6. “It is likely that – over time – Berkshire will be a significant repurchaser of its shares, transactions that will take place at prices above book value but below our estimate of intrinsic value. The math of such purchases is simple: Each transaction makes per-share intrinsic value go up, while per-share book value goes down… For continuing shareholders, the advantage is obvious: If the market prices a departing partner’s interest at, say, 90¢ on the dollar, continuing shareholders reap an increase in per-share intrinsic value with every repurchase by the company. Obviously, repurchases should be price-sensitive: Blindly buying an overpriced stock is value-destructive, a fact lost on many promotional or ever-optimistic CEOs.”
I have been appalled with how poorly many CEOs and boards of major public companies allocate capital, especially with respect to share repurchases. It seems so simple to do it right, as Buffett outlines above, but behaviorally it is difficult. Why? Many CEOs are not natural capital allocators and got to their jobs through other skills. Also, when the stock is the most undervalued it is frequently the hardest to act as current market conditions or short-term business trends are unlikely to be favorable.
So what happens? Boards freeze up and choose to act “conservatively” and do nothing when the business whose shares they were buying back at $100 now trade for $60 with little change to the long-term fundamental outlook. Sorry, that’s not being conservative, that is just being conventional and being afraid to do the rational thing.

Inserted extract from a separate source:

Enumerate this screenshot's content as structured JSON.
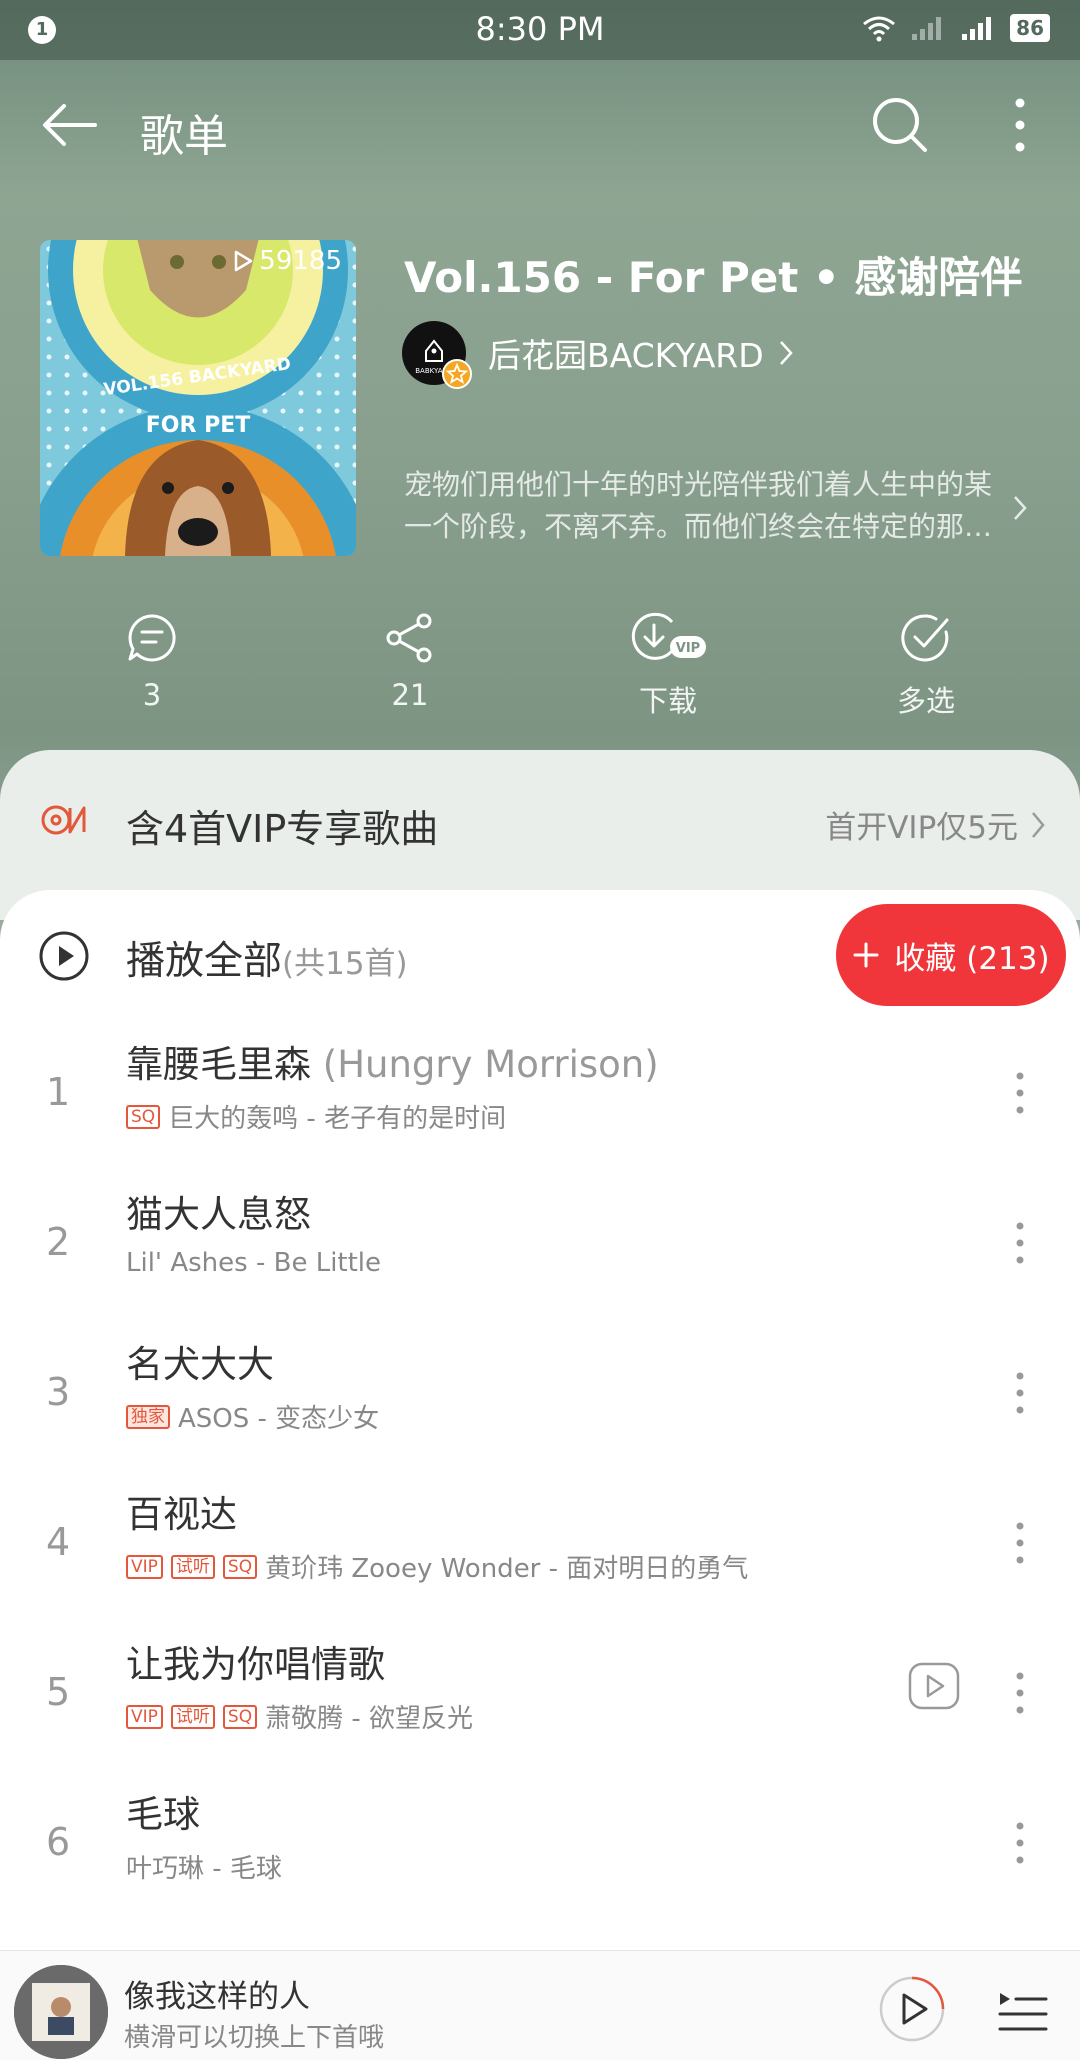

The overall record of U.S. companies with respect to share buybacks is abysmal: companies in the aggregate consistently buy when their stock is expensive and rarely buy much, if at all, when it is cheap. Consider these two statements that I have heard recently from company managements as to why they are not buying back stock that appears to be undervalued:
- “Well, we bought it back at a higher price last year and the stock still went down, so we decided the buyback wasn’t working and stopped it.” Really? If you are going to use short-term price movements as the metric for whether a buyback made sense, then you are really mis-understanding the logic of how it is supposed to work.
- “Studies have shown that buybacks don’t expand the valuation multiples so we are not buying back our stock even though we think it is undervalued.” I am not sure which studies the person referred to, but that is not the relevant criteria either. You should be buying back stock if 1) it increases the intrinsic value per share, 2) it is a better allocation of capital than other opportunities and 3) if doing so does not expose the company to undue risk because of financial leverage
Studying the writings of Warren Buffett can greatly improve your understanding of business and investing. There are many insights to be found in Berkshire Hathaway’s annual letters and in Buffett’s interviews over the years. Just remember that he doesn’t say everything there is to say (nor should he), and that there are times when he likely holds back on saying something because doing so would not be beneficial to him or to Berkshire Hathaway. So don’t just study what he says – combine that with studying his actions over time to get a fuller picture of how he implements his investment process.
If you are interested in learning more about the investment process at Silver Ring Value Partners, you can request an Owner’s Manual here.
Note: An earlier version of this article was published on Forbes.com and can be found here.
Article by Gary Mishuris, Behavioral Value Investor